DATA:
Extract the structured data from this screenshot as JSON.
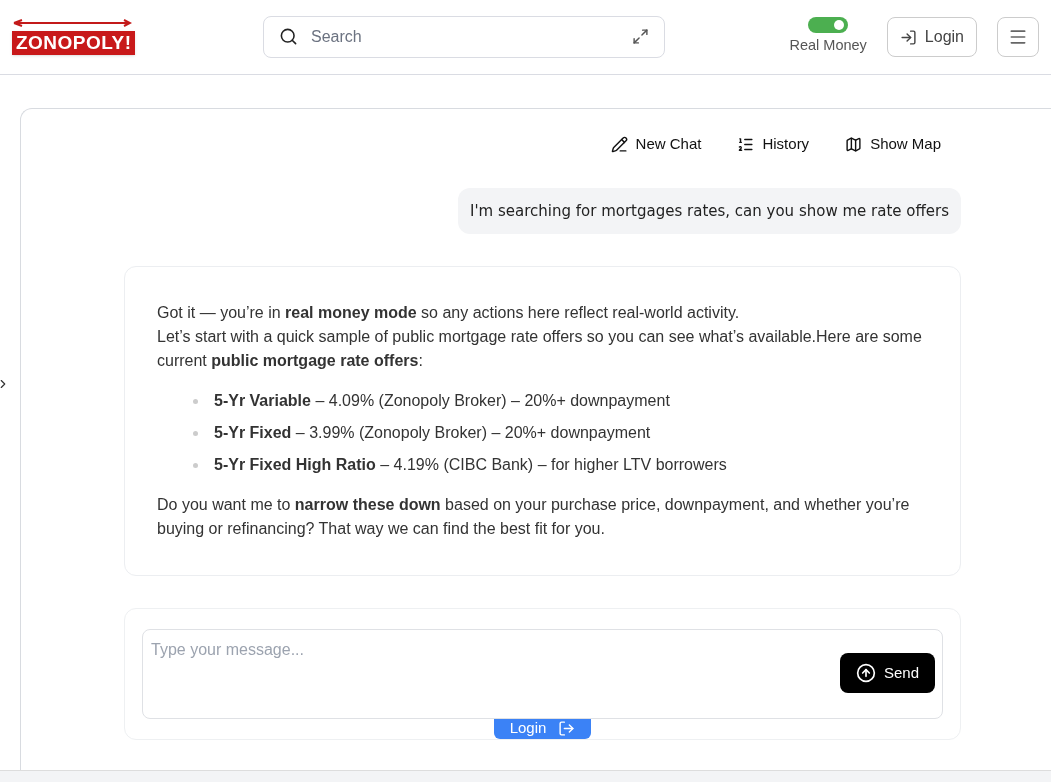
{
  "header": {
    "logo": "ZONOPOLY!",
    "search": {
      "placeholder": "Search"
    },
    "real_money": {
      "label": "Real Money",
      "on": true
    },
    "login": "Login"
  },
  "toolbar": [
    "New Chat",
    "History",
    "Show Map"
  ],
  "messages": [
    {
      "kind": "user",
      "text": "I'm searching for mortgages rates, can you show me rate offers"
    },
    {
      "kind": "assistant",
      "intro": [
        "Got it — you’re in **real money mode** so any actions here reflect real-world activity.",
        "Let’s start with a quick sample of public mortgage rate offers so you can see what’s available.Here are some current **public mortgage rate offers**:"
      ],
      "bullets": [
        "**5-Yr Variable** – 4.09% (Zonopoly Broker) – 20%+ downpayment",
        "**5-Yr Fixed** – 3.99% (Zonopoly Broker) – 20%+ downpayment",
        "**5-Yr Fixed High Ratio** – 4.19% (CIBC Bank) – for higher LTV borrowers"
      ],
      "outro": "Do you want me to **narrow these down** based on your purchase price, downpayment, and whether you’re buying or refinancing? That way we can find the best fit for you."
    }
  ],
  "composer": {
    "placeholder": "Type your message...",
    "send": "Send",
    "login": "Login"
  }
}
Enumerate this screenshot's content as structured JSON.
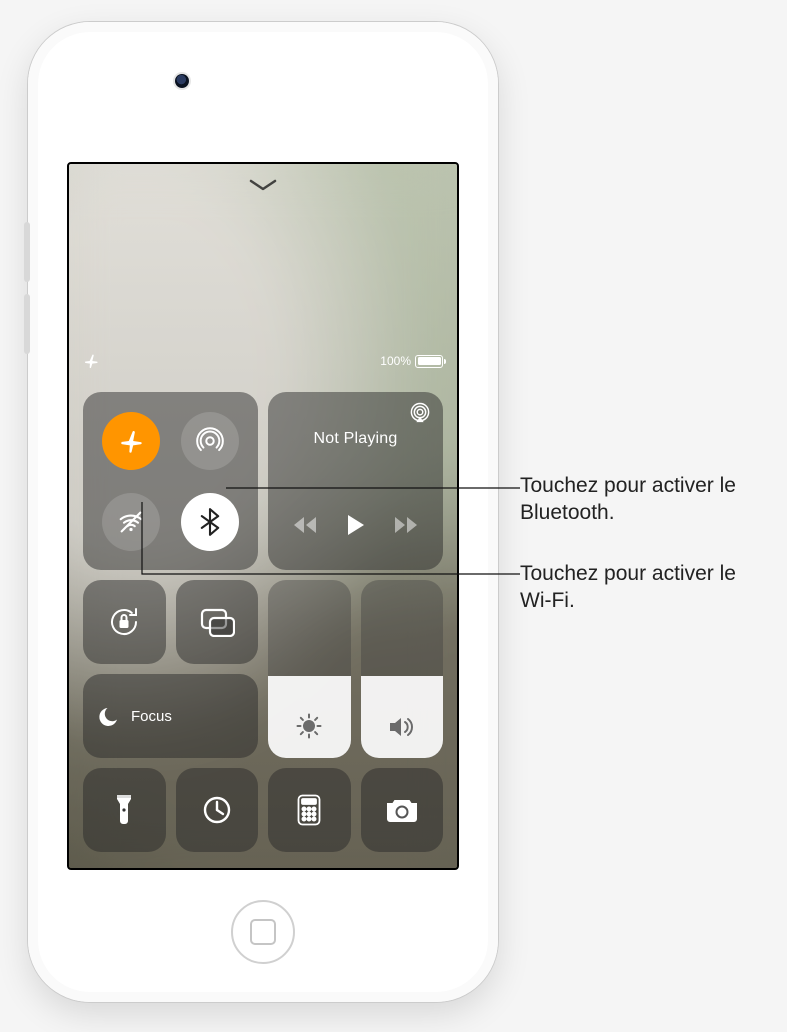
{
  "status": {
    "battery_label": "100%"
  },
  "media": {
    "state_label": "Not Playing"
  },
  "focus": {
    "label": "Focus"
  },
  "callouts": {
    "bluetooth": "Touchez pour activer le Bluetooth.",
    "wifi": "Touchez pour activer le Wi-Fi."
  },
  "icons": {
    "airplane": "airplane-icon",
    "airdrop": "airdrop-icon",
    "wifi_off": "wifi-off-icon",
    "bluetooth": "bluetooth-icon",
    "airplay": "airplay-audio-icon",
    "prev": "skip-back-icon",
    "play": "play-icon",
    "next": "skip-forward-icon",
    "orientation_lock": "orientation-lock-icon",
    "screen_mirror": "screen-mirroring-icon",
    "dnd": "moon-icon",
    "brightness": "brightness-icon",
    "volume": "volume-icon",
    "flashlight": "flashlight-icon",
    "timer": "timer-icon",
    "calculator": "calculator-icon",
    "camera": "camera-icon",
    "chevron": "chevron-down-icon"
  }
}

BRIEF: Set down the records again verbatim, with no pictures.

RESPONSE BELOW:
Extract the structured data from this screenshot as JSON.
{
  "header": {
    "logo": "ZONOPOLY!",
    "search": {
      "placeholder": "Search"
    },
    "real_money": {
      "label": "Real Money",
      "on": true
    },
    "login": "Login"
  },
  "toolbar": [
    "New Chat",
    "History",
    "Show Map"
  ],
  "messages": [
    {
      "kind": "user",
      "text": "I'm searching for mortgages rates, can you show me rate offers"
    },
    {
      "kind": "assistant",
      "intro": [
        "Got it — you’re in **real money mode** so any actions here reflect real-world activity.",
        "Let’s start with a quick sample of public mortgage rate offers so you can see what’s available.Here are some current **public mortgage rate offers**:"
      ],
      "bullets": [
        "**5-Yr Variable** – 4.09% (Zonopoly Broker) – 20%+ downpayment",
        "**5-Yr Fixed** – 3.99% (Zonopoly Broker) – 20%+ downpayment",
        "**5-Yr Fixed High Ratio** – 4.19% (CIBC Bank) – for higher LTV borrowers"
      ],
      "outro": "Do you want me to **narrow these down** based on your purchase price, downpayment, and whether you’re buying or refinancing? That way we can find the best fit for you."
    }
  ],
  "composer": {
    "placeholder": "Type your message...",
    "send": "Send",
    "login": "Login"
  }
}
Enumerate this screenshot's content as structured JSON.
{
  "status": {
    "battery_label": "100%"
  },
  "media": {
    "state_label": "Not Playing"
  },
  "focus": {
    "label": "Focus"
  },
  "callouts": {
    "bluetooth": "Touchez pour activer le Bluetooth.",
    "wifi": "Touchez pour activer le Wi-Fi."
  },
  "icons": {
    "airplane": "airplane-icon",
    "airdrop": "airdrop-icon",
    "wifi_off": "wifi-off-icon",
    "bluetooth": "bluetooth-icon",
    "airplay": "airplay-audio-icon",
    "prev": "skip-back-icon",
    "play": "play-icon",
    "next": "skip-forward-icon",
    "orientation_lock": "orientation-lock-icon",
    "screen_mirror": "screen-mirroring-icon",
    "dnd": "moon-icon",
    "brightness": "brightness-icon",
    "volume": "volume-icon",
    "flashlight": "flashlight-icon",
    "timer": "timer-icon",
    "calculator": "calculator-icon",
    "camera": "camera-icon",
    "chevron": "chevron-down-icon"
  }
}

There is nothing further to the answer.